> **EXERCISE INPUTS**:
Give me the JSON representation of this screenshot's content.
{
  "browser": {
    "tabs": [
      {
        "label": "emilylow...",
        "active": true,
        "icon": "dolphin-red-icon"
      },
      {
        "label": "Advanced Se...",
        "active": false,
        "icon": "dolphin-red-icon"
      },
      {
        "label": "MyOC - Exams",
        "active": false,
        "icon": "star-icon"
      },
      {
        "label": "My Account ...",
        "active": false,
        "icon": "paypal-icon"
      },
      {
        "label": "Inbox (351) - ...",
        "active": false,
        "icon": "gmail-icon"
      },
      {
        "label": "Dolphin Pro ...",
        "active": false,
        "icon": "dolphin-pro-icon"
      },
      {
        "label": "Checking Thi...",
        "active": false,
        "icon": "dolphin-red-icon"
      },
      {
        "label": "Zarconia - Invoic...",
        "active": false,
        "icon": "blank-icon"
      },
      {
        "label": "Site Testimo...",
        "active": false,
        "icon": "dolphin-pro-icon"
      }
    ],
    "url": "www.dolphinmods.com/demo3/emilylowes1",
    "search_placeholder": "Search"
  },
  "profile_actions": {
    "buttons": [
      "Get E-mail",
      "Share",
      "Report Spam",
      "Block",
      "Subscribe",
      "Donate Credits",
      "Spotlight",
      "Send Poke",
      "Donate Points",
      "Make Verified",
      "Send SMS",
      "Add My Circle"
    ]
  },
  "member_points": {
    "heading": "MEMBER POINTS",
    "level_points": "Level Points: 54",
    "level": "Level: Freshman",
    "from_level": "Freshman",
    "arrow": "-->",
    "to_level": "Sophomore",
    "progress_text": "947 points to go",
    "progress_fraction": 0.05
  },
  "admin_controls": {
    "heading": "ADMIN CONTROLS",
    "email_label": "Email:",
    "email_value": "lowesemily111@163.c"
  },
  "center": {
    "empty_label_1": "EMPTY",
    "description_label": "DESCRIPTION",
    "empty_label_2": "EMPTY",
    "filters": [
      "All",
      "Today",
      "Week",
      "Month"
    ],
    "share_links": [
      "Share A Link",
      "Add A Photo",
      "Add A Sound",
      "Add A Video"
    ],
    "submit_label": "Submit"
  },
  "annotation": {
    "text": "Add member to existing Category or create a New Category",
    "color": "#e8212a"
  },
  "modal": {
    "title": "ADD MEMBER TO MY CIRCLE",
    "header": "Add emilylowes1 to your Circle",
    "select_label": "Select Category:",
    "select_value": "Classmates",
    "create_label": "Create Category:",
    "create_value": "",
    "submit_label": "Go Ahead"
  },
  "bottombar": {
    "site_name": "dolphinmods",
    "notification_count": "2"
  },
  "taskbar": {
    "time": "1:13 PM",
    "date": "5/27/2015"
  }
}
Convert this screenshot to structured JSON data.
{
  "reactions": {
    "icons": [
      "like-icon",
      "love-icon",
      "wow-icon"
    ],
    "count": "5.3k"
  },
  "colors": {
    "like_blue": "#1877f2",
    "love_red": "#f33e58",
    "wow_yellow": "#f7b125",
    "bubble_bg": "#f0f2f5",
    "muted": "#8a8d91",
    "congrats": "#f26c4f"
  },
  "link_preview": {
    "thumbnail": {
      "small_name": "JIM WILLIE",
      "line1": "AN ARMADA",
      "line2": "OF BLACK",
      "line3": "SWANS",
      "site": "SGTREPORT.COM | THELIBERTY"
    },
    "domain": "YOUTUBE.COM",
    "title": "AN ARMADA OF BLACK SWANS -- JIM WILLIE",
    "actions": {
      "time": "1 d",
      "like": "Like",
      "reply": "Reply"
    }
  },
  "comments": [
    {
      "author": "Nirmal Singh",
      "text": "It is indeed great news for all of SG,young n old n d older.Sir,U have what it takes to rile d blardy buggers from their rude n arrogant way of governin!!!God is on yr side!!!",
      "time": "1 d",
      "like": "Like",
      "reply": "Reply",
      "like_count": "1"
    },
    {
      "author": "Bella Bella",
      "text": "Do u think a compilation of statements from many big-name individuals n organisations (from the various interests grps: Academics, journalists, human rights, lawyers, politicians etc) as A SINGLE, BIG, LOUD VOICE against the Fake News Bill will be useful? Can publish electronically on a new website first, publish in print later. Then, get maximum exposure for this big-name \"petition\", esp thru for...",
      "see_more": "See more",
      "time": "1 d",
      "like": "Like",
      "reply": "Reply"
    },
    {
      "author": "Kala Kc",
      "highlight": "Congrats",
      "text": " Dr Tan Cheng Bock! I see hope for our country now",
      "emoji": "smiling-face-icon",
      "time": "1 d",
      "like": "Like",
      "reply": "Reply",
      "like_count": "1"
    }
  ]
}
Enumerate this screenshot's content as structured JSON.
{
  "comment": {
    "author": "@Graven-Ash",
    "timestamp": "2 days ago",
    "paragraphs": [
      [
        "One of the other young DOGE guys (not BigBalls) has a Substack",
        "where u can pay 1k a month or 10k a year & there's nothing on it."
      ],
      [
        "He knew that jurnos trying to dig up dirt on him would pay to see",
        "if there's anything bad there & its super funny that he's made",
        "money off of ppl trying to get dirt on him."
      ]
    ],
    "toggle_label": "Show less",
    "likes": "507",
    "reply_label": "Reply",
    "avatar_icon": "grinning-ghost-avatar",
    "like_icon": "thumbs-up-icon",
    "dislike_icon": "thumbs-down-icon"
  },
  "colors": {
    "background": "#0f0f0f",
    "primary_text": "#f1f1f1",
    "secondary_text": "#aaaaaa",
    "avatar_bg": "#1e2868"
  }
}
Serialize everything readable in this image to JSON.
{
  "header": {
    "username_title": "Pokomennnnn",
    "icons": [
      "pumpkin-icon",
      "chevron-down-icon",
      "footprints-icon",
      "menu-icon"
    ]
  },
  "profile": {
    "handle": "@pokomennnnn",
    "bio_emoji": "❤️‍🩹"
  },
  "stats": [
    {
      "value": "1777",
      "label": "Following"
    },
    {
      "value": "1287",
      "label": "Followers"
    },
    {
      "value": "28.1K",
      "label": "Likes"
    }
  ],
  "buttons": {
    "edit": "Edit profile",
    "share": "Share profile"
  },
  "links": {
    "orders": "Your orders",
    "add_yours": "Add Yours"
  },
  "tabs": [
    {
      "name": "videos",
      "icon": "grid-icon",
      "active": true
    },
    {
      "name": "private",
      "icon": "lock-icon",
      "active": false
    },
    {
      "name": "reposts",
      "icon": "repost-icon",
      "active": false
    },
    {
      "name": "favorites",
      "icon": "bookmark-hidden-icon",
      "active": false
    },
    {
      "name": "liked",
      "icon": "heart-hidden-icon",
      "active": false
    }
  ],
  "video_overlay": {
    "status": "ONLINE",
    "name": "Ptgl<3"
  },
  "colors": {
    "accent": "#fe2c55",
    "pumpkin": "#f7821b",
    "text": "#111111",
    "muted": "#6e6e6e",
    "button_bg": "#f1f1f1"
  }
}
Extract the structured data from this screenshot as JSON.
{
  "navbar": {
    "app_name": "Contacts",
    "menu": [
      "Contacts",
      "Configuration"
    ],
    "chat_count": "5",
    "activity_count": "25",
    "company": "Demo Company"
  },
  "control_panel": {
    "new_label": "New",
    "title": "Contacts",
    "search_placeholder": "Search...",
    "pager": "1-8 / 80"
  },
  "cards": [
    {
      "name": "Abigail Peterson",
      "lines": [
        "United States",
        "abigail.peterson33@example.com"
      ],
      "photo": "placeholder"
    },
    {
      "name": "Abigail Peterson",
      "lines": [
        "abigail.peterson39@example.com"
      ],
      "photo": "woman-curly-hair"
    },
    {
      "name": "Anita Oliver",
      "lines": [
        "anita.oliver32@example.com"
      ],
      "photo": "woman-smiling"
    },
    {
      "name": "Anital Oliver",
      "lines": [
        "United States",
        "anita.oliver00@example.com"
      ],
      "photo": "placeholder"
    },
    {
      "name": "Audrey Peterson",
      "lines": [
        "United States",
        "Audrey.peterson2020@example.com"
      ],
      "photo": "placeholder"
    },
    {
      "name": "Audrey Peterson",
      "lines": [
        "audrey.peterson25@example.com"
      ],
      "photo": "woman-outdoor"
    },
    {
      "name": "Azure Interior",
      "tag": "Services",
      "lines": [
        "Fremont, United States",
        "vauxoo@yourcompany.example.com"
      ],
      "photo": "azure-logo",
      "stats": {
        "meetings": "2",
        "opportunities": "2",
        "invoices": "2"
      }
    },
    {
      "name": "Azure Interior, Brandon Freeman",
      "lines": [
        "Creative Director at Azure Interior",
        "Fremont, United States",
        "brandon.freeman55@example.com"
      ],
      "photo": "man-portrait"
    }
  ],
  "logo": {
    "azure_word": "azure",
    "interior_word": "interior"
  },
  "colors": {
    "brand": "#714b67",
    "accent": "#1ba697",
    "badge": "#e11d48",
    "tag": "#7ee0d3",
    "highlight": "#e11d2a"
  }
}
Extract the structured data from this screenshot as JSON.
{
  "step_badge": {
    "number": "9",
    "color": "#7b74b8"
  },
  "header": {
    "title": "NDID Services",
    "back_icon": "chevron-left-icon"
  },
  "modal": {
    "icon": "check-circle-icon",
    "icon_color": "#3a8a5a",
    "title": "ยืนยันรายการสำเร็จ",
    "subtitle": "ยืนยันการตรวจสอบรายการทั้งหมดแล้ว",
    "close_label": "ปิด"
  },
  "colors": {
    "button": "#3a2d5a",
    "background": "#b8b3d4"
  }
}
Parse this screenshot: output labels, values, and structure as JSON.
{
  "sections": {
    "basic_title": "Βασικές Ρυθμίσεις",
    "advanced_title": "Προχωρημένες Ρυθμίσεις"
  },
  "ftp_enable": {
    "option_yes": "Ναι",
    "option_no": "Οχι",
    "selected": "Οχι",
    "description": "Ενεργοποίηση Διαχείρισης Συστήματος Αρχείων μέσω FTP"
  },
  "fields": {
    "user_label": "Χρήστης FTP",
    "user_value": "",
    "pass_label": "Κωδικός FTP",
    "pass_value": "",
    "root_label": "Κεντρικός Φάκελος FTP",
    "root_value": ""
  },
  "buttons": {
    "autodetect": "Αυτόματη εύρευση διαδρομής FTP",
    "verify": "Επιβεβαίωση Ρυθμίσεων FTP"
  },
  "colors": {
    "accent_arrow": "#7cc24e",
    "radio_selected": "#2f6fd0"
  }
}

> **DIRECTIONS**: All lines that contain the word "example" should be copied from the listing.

> **RESULT OF THE TASK**:
        "abigail.peterson33@example.com"
        "abigail.peterson39@example.com"
        "anita.oliver32@example.com"
        "anita.oliver00@example.com"
        "Audrey.peterson2020@example.com"
        "audrey.peterson25@example.com"
        "vauxoo@yourcompany.example.com"
        "brandon.freeman55@example.com"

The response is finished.